## WHAT TO PRODUCE:
Present the lines below again, exactly as they stand.

------------

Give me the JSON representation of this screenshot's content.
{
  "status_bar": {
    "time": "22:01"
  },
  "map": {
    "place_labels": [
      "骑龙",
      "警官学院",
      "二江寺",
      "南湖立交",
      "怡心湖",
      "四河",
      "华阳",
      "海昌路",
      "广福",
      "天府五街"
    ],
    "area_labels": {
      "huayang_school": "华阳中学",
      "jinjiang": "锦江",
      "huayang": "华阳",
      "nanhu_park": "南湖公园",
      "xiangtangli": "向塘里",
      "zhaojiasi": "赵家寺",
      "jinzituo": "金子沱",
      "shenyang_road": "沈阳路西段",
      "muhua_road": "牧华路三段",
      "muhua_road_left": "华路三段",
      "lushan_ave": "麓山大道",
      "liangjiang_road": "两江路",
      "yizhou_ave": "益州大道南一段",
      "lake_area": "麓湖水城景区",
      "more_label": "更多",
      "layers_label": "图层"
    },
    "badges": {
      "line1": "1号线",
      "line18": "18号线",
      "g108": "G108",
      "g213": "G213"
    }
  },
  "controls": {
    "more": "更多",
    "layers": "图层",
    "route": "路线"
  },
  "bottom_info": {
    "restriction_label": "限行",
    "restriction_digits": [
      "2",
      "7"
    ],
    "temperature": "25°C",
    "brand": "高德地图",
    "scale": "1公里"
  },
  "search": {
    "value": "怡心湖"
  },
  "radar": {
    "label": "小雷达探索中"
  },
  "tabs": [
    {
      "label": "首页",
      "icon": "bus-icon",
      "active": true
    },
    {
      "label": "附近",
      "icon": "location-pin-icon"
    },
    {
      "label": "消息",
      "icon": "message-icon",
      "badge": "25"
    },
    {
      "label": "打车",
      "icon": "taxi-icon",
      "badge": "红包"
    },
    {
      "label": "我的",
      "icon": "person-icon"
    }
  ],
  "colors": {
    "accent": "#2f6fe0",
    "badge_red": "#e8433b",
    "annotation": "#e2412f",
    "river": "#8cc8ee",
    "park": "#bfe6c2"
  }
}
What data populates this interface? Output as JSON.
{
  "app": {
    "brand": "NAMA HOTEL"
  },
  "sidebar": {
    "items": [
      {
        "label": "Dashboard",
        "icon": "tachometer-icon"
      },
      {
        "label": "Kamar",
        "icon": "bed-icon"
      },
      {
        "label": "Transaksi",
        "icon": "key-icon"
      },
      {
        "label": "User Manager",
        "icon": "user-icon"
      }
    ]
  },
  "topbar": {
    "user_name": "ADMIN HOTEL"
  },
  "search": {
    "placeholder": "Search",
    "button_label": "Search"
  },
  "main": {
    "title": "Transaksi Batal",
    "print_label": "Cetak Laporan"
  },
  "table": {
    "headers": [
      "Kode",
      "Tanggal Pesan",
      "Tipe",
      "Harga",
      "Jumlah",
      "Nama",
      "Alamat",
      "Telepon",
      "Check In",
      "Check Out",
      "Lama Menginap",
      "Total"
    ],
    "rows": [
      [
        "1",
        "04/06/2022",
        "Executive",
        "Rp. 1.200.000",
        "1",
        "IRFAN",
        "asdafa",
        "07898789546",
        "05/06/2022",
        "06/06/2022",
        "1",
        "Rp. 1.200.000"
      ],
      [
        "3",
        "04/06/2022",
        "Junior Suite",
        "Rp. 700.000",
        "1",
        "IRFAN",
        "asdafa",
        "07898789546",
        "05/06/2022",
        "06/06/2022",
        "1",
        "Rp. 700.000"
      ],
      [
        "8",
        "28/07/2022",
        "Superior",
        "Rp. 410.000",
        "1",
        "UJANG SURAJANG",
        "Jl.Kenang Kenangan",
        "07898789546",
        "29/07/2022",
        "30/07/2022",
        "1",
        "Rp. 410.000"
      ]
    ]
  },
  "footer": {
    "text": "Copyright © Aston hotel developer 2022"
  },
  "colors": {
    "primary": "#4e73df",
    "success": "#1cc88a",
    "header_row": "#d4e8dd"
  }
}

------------

## OUTPUT:
Give me the JSON representation of this screenshot's content.
{
  "status_bar": {
    "time": "22:01"
  },
  "map": {
    "place_labels": [
      "骑龙",
      "警官学院",
      "二江寺",
      "南湖立交",
      "怡心湖",
      "四河",
      "华阳",
      "海昌路",
      "广福",
      "天府五街"
    ],
    "area_labels": {
      "huayang_school": "华阳中学",
      "jinjiang": "锦江",
      "huayang": "华阳",
      "nanhu_park": "南湖公园",
      "xiangtangli": "向塘里",
      "zhaojiasi": "赵家寺",
      "jinzituo": "金子沱",
      "shenyang_road": "沈阳路西段",
      "muhua_road": "牧华路三段",
      "muhua_road_left": "华路三段",
      "lushan_ave": "麓山大道",
      "liangjiang_road": "两江路",
      "yizhou_ave": "益州大道南一段",
      "lake_area": "麓湖水城景区",
      "more_label": "更多",
      "layers_label": "图层"
    },
    "badges": {
      "line1": "1号线",
      "line18": "18号线",
      "g108": "G108",
      "g213": "G213"
    }
  },
  "controls": {
    "more": "更多",
    "layers": "图层",
    "route": "路线"
  },
  "bottom_info": {
    "restriction_label": "限行",
    "restriction_digits": [
      "2",
      "7"
    ],
    "temperature": "25°C",
    "brand": "高德地图",
    "scale": "1公里"
  },
  "search": {
    "value": "怡心湖"
  },
  "radar": {
    "label": "小雷达探索中"
  },
  "tabs": [
    {
      "label": "首页",
      "icon": "bus-icon",
      "active": true
    },
    {
      "label": "附近",
      "icon": "location-pin-icon"
    },
    {
      "label": "消息",
      "icon": "message-icon",
      "badge": "25"
    },
    {
      "label": "打车",
      "icon": "taxi-icon",
      "badge": "红包"
    },
    {
      "label": "我的",
      "icon": "person-icon"
    }
  ],
  "colors": {
    "accent": "#2f6fe0",
    "badge_red": "#e8433b",
    "annotation": "#e2412f",
    "river": "#8cc8ee",
    "park": "#bfe6c2"
  }
}
What data populates this interface? Output as JSON.
{
  "app": {
    "brand": "NAMA HOTEL"
  },
  "sidebar": {
    "items": [
      {
        "label": "Dashboard",
        "icon": "tachometer-icon"
      },
      {
        "label": "Kamar",
        "icon": "bed-icon"
      },
      {
        "label": "Transaksi",
        "icon": "key-icon"
      },
      {
        "label": "User Manager",
        "icon": "user-icon"
      }
    ]
  },
  "topbar": {
    "user_name": "ADMIN HOTEL"
  },
  "search": {
    "placeholder": "Search",
    "button_label": "Search"
  },
  "main": {
    "title": "Transaksi Batal",
    "print_label": "Cetak Laporan"
  },
  "table": {
    "headers": [
      "Kode",
      "Tanggal Pesan",
      "Tipe",
      "Harga",
      "Jumlah",
      "Nama",
      "Alamat",
      "Telepon",
      "Check In",
      "Check Out",
      "Lama Menginap",
      "Total"
    ],
    "rows": [
      [
        "1",
        "04/06/2022",
        "Executive",
        "Rp. 1.200.000",
        "1",
        "IRFAN",
        "asdafa",
        "07898789546",
        "05/06/2022",
        "06/06/2022",
        "1",
        "Rp. 1.200.000"
      ],
      [
        "3",
        "04/06/2022",
        "Junior Suite",
        "Rp. 700.000",
        "1",
        "IRFAN",
        "asdafa",
        "07898789546",
        "05/06/2022",
        "06/06/2022",
        "1",
        "Rp. 700.000"
      ],
      [
        "8",
        "28/07/2022",
        "Superior",
        "Rp. 410.000",
        "1",
        "UJANG SURAJANG",
        "Jl.Kenang Kenangan",
        "07898789546",
        "29/07/2022",
        "30/07/2022",
        "1",
        "Rp. 410.000"
      ]
    ]
  },
  "footer": {
    "text": "Copyright © Aston hotel developer 2022"
  },
  "colors": {
    "primary": "#4e73df",
    "success": "#1cc88a",
    "header_row": "#d4e8dd"
  }
}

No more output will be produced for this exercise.